Aim of the task:
Within the data below, count the lines that include the word "letenku". Provide the number and nothing further.

───── Exercise materials ─────

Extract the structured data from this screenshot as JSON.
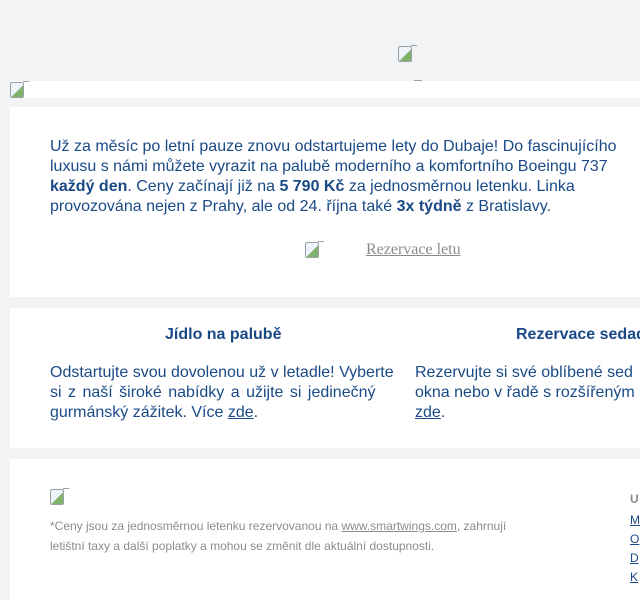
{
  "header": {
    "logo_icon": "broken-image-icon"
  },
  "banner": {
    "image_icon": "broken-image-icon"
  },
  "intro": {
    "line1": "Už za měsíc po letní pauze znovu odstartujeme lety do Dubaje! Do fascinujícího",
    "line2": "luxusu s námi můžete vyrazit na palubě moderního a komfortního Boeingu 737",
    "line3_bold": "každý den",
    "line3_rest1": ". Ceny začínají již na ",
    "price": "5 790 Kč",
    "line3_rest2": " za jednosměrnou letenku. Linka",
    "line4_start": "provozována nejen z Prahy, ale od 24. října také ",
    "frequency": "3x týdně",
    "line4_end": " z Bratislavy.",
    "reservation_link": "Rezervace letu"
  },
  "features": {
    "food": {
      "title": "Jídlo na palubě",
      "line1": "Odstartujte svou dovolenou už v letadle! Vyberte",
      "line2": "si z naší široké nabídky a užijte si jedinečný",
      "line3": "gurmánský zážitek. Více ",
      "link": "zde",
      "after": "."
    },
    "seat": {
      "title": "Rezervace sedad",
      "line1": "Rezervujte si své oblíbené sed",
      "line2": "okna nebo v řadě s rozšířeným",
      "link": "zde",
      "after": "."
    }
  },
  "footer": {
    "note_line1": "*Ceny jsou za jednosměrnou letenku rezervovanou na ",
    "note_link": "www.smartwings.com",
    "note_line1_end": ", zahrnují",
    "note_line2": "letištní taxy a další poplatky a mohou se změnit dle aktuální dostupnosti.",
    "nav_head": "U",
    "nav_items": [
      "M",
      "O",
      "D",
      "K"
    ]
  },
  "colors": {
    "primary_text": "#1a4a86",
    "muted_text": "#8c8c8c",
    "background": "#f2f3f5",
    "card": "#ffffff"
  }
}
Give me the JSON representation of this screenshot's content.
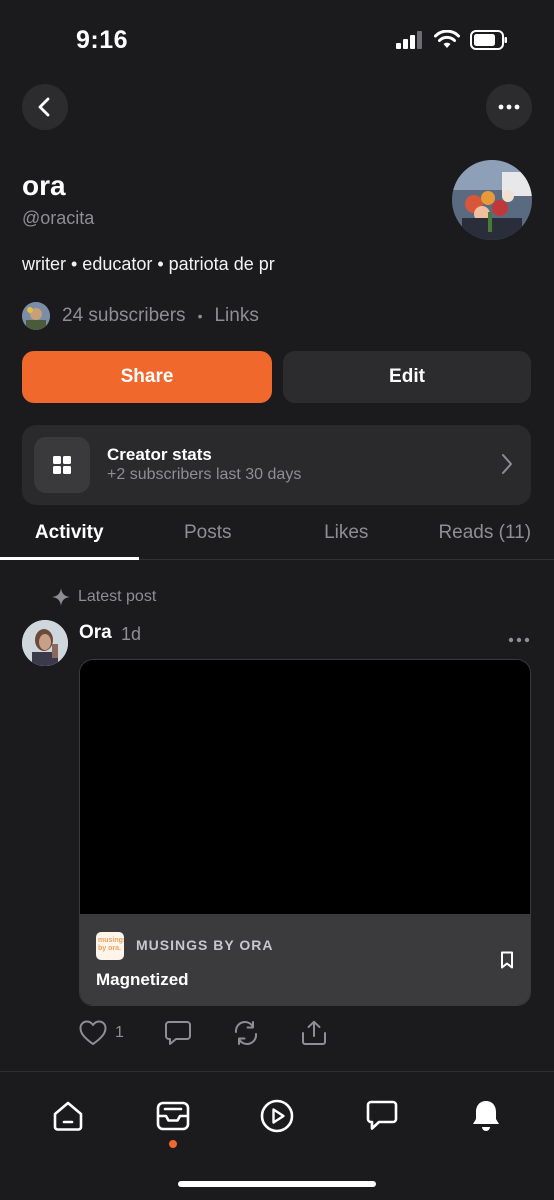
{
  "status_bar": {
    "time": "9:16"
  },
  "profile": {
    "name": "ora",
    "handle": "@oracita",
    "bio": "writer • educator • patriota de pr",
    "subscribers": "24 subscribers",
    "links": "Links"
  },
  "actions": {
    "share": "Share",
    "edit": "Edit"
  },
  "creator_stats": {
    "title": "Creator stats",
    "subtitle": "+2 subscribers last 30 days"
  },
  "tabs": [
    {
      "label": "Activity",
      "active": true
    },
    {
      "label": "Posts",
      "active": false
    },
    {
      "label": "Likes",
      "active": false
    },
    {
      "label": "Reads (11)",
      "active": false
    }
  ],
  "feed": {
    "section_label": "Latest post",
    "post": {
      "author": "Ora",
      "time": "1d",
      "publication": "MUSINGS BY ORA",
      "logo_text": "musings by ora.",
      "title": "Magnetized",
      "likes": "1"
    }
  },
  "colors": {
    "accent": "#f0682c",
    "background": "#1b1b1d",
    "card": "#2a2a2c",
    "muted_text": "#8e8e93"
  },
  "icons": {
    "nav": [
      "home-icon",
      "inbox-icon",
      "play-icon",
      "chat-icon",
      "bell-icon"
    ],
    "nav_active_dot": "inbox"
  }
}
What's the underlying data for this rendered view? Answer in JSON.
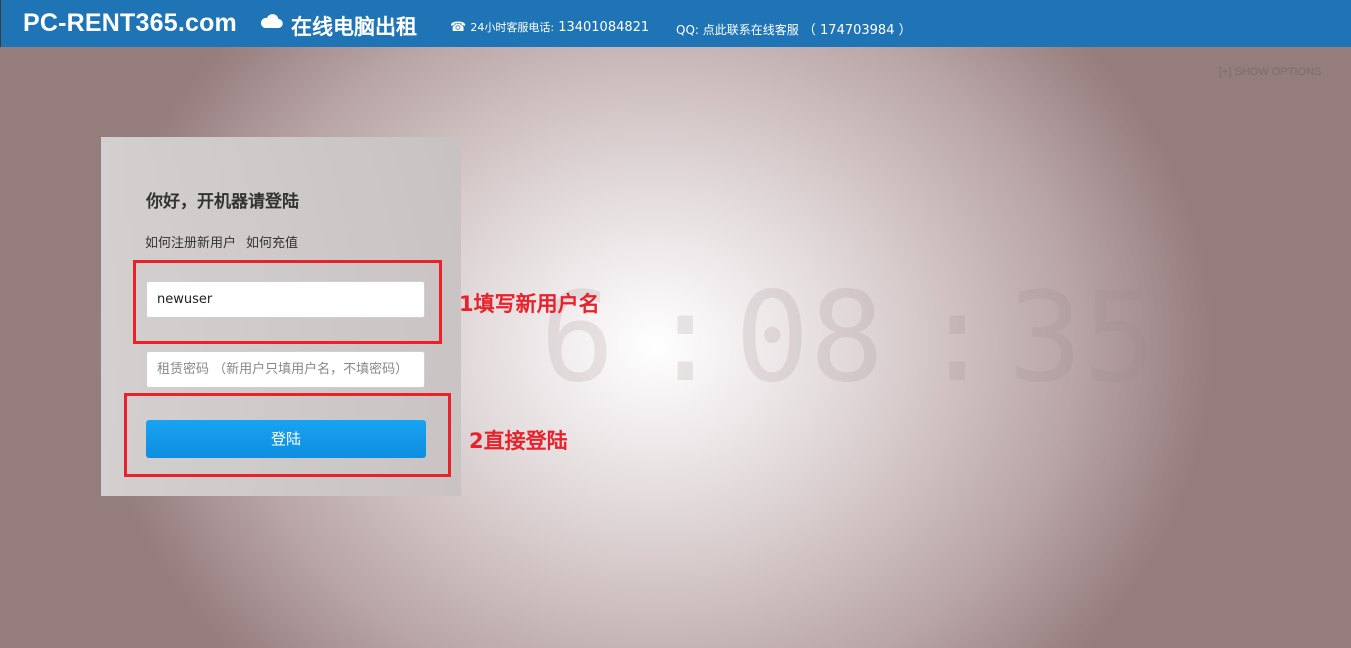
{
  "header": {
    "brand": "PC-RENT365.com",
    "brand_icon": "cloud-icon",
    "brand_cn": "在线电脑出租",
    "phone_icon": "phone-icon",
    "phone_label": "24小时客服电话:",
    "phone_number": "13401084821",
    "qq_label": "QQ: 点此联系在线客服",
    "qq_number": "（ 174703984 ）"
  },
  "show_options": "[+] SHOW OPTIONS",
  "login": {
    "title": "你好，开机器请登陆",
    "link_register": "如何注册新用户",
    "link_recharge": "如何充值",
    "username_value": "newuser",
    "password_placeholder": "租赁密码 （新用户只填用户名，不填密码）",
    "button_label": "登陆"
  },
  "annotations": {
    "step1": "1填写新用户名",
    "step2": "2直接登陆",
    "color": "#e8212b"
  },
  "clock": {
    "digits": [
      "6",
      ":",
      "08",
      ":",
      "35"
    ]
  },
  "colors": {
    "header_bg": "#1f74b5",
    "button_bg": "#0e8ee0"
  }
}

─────

Solution to this task:
2